If you are a registered nurse (RN) who is considering going back to school to become an Advanced Practice Nurse, becoming a clinical nurse specialist (CNS) is one of many options you may want to consider. Clinical nurse specialists must have a master's degree or doctorate degree in a CNS curriculum. There are many different types of advanced practice nurses, but clinical nurse specialists are unique in a number of ways. CNS candidates may choose a specialization based on a medical specialty, or a type of disease or disorder, medical setting, or a particular patient population.
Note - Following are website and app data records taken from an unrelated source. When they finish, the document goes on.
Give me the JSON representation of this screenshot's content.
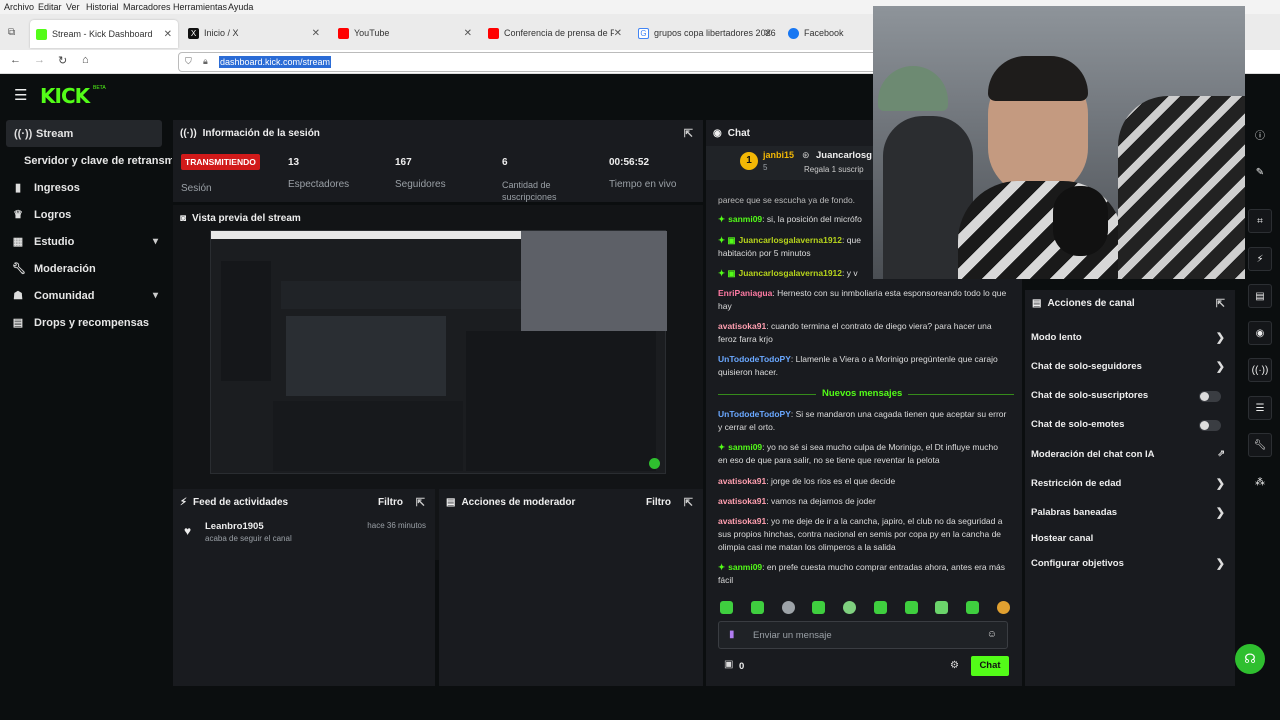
{
  "browser": {
    "menu": [
      "Archivo",
      "Editar",
      "Ver",
      "Historial",
      "Marcadores",
      "Herramientas",
      "Ayuda"
    ],
    "tabs": [
      {
        "label": "Stream - Kick Dashboard",
        "favicon_color": "#53fc18"
      },
      {
        "label": "Inicio / X",
        "favicon_color": "#111111"
      },
      {
        "label": "YouTube",
        "favicon_color": "#ff0000"
      },
      {
        "label": "Conferencia de prensa de Franc",
        "favicon_color": "#ff0000"
      },
      {
        "label": "grupos copa libertadores 2026",
        "favicon_color": "#4285f4"
      },
      {
        "label": "Facebook",
        "favicon_color": "#1877f2"
      }
    ],
    "url": "dashboard.kick.com/stream"
  },
  "app": {
    "logo": "KICK",
    "logo_beta": "BETA",
    "accent": "#53fc18",
    "sidebar": [
      {
        "label": "Stream",
        "icon": "stream-icon",
        "active": true
      },
      {
        "label": "Servidor y clave de retransmisión",
        "icon": "",
        "sub": true
      },
      {
        "label": "Ingresos",
        "icon": "chart-icon"
      },
      {
        "label": "Logros",
        "icon": "trophy-icon"
      },
      {
        "label": "Estudio",
        "icon": "studio-icon",
        "expand": true
      },
      {
        "label": "Moderación",
        "icon": "wrench-icon"
      },
      {
        "label": "Comunidad",
        "icon": "community-icon",
        "expand": true
      },
      {
        "label": "Drops y recompensas",
        "icon": "drops-icon"
      }
    ],
    "session": {
      "title": "Información de la sesión",
      "live_badge": "TRANSMITIENDO",
      "stats": [
        {
          "value": "13",
          "label": "Espectadores"
        },
        {
          "value": "167",
          "label": "Seguidores"
        },
        {
          "value": "6",
          "label": "Cantidad de suscripciones"
        },
        {
          "value": "00:56:52",
          "label": "Tiempo en vivo"
        }
      ],
      "session_label": "Sesión"
    },
    "preview": {
      "title": "Vista previa del stream"
    },
    "activity": {
      "title": "Feed de actividades",
      "filter": "Filtro",
      "items": [
        {
          "user": "Leanbro1905",
          "action": "acaba de seguir el canal",
          "time": "hace 36 minutos"
        }
      ]
    },
    "mod_actions": {
      "title": "Acciones de moderador",
      "filter": "Filtro"
    },
    "chat": {
      "title": "Chat",
      "pinned": {
        "user": "janbi15",
        "count": "5",
        "target": "Juancarlosg",
        "text": "Regala 1 suscrip"
      },
      "top_fragment": "parece que se escucha ya de fondo.",
      "messages_old": [
        {
          "user": "sanmi09",
          "text": "si, la posición del micrófo",
          "color": "#53fc18",
          "badge": true
        },
        {
          "user": "Juancarlosgalaverna1912",
          "text": "que",
          "color": "#b7d41c",
          "badge": true,
          "extra": "habitación por 5 minutos"
        },
        {
          "user": "Juancarlosgalaverna1912",
          "text": "y v",
          "color": "#b7d41c",
          "badge": true
        },
        {
          "user": "EnriPaniagua",
          "text": "Hernesto con su inmboliaria esta esponsoreando todo lo que hay",
          "color": "#ff7aa3"
        },
        {
          "user": "avatisoka91",
          "text": "cuando termina el contrato de diego viera? para hacer una feroz farra krjo",
          "color": "#ff9fb0"
        },
        {
          "user": "UnTododeTodoPY",
          "text": "Llamenle a Viera o a Morinigo pregúntenle que carajo quisieron hacer.",
          "color": "#6aa8ff"
        }
      ],
      "new_messages_label": "Nuevos mensajes",
      "messages_new": [
        {
          "user": "UnTododeTodoPY",
          "text": "Si se mandaron una cagada tienen que aceptar su error y cerrar el orto.",
          "color": "#6aa8ff"
        },
        {
          "user": "sanmi09",
          "text": "yo no sé si sea mucho culpa de Morinigo, el Dt influye mucho en eso de que para salir, no se tiene que reventar la pelota",
          "color": "#53fc18",
          "badge": true
        },
        {
          "user": "avatisoka91",
          "text": "jorge de los rios es el que decide",
          "color": "#ff9fb0"
        },
        {
          "user": "avatisoka91",
          "text": "vamos na dejarnos de joder",
          "color": "#ff9fb0"
        },
        {
          "user": "avatisoka91",
          "text": "yo me deje de ir a la cancha, japiro, el club no da seguridad a sus propios hinchas, contra nacional en semis por copa py en la cancha de olimpia casi me matan los olimperos a la salida",
          "color": "#ff9fb0"
        },
        {
          "user": "sanmi09",
          "text": "en prefe cuesta mucho comprar entradas ahora, antes era más fácil",
          "color": "#53fc18",
          "badge": true
        }
      ],
      "input_placeholder": "Enviar un mensaje",
      "send_label": "Chat",
      "points": "0"
    },
    "channel_actions": {
      "title": "Acciones de canal",
      "items": [
        {
          "label": "Modo lento",
          "kind": "arrow"
        },
        {
          "label": "Chat de solo-seguidores",
          "kind": "arrow"
        },
        {
          "label": "Chat de solo-suscriptores",
          "kind": "toggle"
        },
        {
          "label": "Chat de solo-emotes",
          "kind": "toggle"
        },
        {
          "label": "Moderación del chat con IA",
          "kind": "external"
        },
        {
          "label": "Restricción de edad",
          "kind": "arrow"
        },
        {
          "label": "Palabras baneadas",
          "kind": "arrow"
        },
        {
          "label": "Hostear canal",
          "kind": "none"
        },
        {
          "label": "Configurar objetivos",
          "kind": "arrow"
        }
      ]
    }
  }
}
In addition to patient care, clinical nurse specialists assist with overall quality of their department, as well as community outreach, patient education, and other ways to improve effectiveness and accuracy of the healthcare provided in their department.
According to the National Association of Clinical Nurse Specialists (NACNS), compensation ranges between $65,000 to $110,000 per year. Over 70,000 clinical nurse specialists are practicing in the U.S., according to the NACNS. That may sound like a lot of CNS's, but when you consider that there are well over 2.5 million nurses in the country, 70,000 is not a very large proportion of clinical nurse specialists. Plus, those 70,000 CNS's are divided up into about 12-15 different types of CNS's, depending on their area of specialization. Therefore, demand for CNS's, especially in particular specialties such as oncology, is high. For more information about the role of the CNS, and the different areas of specialization in which clinical nurse specialists may become certified, see the CNS career overview.